Track: Transport Phenomena and Fluid Flow

The Transport Phenomena and Fluid Flow track (TPFF) comprises continuum and molecular phenomena and processes over a wide range of time and length scales in their mutual dependence. This includes the interplay between chemical reactions, turbulent eddies, bubbles, flow and convective transport at the scale of the vessel or at a long range. Your Master’s thesis project is carried out in the department of Chemical Engineering, the Fluid Mechanics section or the Clouds and Climate group.

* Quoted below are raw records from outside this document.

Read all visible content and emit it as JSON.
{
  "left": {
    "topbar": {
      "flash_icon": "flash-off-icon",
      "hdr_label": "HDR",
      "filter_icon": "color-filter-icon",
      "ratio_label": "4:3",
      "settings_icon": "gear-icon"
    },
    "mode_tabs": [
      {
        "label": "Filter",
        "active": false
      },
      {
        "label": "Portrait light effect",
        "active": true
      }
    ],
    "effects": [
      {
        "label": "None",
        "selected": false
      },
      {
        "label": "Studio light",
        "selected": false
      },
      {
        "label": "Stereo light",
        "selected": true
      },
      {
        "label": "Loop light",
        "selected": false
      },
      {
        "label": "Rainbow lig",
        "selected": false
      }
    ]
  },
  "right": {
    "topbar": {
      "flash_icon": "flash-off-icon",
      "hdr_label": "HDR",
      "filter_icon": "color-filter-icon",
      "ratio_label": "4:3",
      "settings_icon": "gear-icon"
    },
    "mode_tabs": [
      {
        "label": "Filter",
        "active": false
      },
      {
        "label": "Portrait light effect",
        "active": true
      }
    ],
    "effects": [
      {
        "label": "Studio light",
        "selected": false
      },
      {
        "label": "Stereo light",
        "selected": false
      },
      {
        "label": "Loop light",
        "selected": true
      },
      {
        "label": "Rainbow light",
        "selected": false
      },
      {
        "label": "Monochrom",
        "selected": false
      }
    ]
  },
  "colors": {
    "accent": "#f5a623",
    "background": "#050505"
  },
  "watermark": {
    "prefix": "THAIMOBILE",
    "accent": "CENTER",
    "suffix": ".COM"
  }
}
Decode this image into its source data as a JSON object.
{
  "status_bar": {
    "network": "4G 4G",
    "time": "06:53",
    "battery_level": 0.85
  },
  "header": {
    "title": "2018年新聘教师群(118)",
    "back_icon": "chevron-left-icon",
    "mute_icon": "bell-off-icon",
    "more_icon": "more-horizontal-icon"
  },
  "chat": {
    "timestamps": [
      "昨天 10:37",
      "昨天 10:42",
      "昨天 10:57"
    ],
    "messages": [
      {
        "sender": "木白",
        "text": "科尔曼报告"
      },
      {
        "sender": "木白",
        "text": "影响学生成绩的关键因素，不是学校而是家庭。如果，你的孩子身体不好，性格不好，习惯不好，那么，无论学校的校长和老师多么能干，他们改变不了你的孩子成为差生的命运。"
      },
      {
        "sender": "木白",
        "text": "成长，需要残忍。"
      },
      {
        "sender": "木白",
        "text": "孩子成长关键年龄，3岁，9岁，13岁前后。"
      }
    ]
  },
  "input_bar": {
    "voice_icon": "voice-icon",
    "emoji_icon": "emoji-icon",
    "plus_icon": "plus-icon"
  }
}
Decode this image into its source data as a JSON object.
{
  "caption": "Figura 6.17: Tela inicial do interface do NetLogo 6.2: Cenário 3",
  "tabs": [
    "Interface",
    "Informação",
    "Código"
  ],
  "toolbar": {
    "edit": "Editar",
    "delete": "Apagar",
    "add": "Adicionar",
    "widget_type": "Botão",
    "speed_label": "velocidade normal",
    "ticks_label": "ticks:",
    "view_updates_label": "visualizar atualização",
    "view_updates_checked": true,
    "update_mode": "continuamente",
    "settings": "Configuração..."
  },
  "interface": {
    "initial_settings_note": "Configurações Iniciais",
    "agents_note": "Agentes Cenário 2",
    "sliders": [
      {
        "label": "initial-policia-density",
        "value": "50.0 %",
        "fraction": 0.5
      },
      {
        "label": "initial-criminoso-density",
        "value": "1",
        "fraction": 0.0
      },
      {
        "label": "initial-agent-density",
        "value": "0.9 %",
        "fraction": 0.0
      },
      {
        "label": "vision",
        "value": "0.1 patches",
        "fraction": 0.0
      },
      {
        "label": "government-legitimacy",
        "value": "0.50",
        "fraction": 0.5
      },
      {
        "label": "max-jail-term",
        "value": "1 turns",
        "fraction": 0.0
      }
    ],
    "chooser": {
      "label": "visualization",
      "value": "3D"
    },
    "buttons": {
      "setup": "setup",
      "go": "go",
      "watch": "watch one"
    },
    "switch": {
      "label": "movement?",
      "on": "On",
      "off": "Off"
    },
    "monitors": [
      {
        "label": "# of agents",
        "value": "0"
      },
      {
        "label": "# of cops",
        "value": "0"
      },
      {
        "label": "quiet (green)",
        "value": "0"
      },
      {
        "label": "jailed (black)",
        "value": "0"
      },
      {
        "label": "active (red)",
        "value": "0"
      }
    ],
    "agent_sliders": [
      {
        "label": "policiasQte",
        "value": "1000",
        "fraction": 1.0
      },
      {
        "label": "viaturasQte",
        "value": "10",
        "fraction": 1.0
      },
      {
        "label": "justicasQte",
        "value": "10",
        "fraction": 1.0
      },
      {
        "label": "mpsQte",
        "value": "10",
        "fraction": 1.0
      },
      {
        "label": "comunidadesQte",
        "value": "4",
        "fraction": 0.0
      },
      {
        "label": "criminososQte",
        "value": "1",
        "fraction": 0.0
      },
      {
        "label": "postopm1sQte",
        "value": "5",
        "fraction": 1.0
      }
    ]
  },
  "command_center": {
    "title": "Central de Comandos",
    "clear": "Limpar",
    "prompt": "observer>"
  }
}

Students planning to graduate in the TPFF track can choose between projects in the following areas: computational reactor engineering, multiphase flows, thermal & materials processes, reactive flows & explosions, and clouds, climate & air quality. The great potential of a wide variety of computer simulations (computational fluid dynamics, large-eddy and direct numerical simulation, Lattice-Boltzmann simulations, Monte-Carlo techniques) makes it possible to simulate fundamental flow phenomena and also most aspects of industrial and environmental processes in great detail and very close to reality. Advanced measuring techniques allow us to penetrate deep into the details of flow and transport phenomena as occurring in process equipment, and to analyse their mutual relations and their impact on physical and chemical processes. Environmental issues, including cloud dynamics and cloud microphysics, as well as atmospheric dispersion (fine dust) in urban areas, are studied to improve computational and climate/weather models. A detailed understanding of the underlying principles leads to a better control of various processes, producing better products in a cleaner, safer and more efficient way.

For students planning to graduate in the TPFF track, it is important to acquire sufficient knowledge of the physics of fluid flow and turbulence. It is therefore strongly advised that all students, prior to starting their thesis project, take the following modules: Continuum Physics (AP3032), and two modules from Advanced Physical Transport Phenomena (AP3171), Applied Multiphase Flow (AP3181) and Turbulence A (WB1424A). Students pursuing the R&D specialization are advised to also take Advanced Fluid Dynamics A (WB1422A).